Updated: Apr 10
My Dad is 88 this year. Recently, he has many health problems. Fell twice in a week. Hospitalised for excessive diarrhea. He was on-drip due to dehydration and was dealing with a mild fever. This wasn't the first time my Dad was sick. He has been admitted into the hospital several times the past one year. Hearing these news from Hanoi make me want to rush home.
Wait!. There are travel restrictions, quarantine and social distancing measures.
Waiting is difficult.
My daughter, Grace when she was 5 couldn't wait to be 10. Now that she is 23, she can't wait to start a career in occupational therapy.
My wife and I have not seen Grace for almost 2 years. We can't wait to have her home with us and to cuddle together, share stories, and eat potato chips while watching Korean dramas late into the night.
Why is waiting so difficult?
Some of us can't wait to grow up. Others can't wait to see a loved one. Still, others can't wait to get on a plane and go for a desperately needed holiday. What are you waiting for?
But I am talking about a different kind of waiting. It's about the space between leaving and arriving. No. Not a physical space but a spiritual one. The space between letting go and holding on. Between clarity and uncertainty. Between sobriety and drunkenness. The space between "I know it all" and "I don't know". Between faith and doubt, joy and grief, vision and disillusionment.
Biblical stories recorded many accounts of waiting. Abraham and Sarah waited 25 years for the fulfillment of God’s promise. Noah took around 55 to 75 years to build the ark. Jacob waited 14 years to marry Rachel. The Israelites waited 430 years for their deliverance. Then, there was the 400 years of silence when God did not speak to the Jewish people.
I wonder what conversations Abraham had with himself. How Sarah might have felt for being barren? How did Noah 'counsel' himself when faced with ridicule? What was it like to suffer slavery for generations? Maybe, the hardest for those of us who see ourselves as spiritual is to not be able to hear God for a moment, not to mention four centuries of silence.
Waiting is uncomfortable and counter-intuitive. I rather run and rush off to fix what is broken. I distract myself with more engagements so that the waiting is "not wasted". I attend more seminars and conferences hoping to gain more insights. In my fervent prayers, I wittingly turn my God into gods that do things at my biddings.

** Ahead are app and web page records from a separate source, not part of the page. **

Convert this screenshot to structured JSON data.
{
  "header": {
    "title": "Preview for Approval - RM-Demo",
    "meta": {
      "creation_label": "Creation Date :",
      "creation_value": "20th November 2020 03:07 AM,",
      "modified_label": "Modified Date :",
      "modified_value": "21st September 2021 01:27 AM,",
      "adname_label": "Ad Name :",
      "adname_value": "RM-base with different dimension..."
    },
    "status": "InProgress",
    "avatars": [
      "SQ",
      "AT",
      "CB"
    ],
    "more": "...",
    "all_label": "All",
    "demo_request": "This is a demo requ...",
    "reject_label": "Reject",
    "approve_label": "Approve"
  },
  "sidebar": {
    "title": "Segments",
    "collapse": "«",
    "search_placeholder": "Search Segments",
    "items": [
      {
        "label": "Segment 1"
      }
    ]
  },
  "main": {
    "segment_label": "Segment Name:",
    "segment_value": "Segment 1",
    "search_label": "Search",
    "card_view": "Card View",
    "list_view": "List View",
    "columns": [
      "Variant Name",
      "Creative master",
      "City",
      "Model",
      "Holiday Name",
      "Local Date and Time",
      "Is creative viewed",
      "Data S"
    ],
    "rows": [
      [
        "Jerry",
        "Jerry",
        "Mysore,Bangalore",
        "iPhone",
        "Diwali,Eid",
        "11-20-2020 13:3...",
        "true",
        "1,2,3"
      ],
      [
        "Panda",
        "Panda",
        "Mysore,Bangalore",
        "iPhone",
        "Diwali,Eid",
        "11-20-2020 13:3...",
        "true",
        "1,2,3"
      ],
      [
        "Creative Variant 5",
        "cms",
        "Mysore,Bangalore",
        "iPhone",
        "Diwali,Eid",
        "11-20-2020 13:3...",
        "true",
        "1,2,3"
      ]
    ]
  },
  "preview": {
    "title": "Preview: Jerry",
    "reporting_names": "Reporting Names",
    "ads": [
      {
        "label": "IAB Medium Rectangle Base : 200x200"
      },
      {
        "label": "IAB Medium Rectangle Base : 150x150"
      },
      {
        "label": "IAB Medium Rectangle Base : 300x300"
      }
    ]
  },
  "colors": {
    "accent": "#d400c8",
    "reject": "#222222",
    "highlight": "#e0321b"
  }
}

Yet, I observed that waiting, in Biblical stories are liken to latent heat in physics. It is a prolonged time of energy taken in to initiate a transformational process, the same-same yet not the same state, waiting for ice to turn to water or water to turn to vapour. To the prehistoric mind, it's magic. A miracle.
Waiting does miracles. It evokes a prolonged sense of desolation but not desolation itself. If carefully mined, it produces a wealth of resources that teleports you to a new dimension of existence, a new way to see yourself and others, a new way to approach life. A new way to relate with the created and the Creator.
Confusing? Let me confuse you further. If you have been struggling and waiting for an answer, or seeking clarity, desiring healing, yearning for meaning. If you think you have been waiting for too long. Wait longer. Don't rush time.
Isaiah, a prophet of old reminds me, "I will give you the treasures of darkness. And hidden wealth of secret places, So that you may know that it is I, The Lord, the God of Israel, who calls you by your name."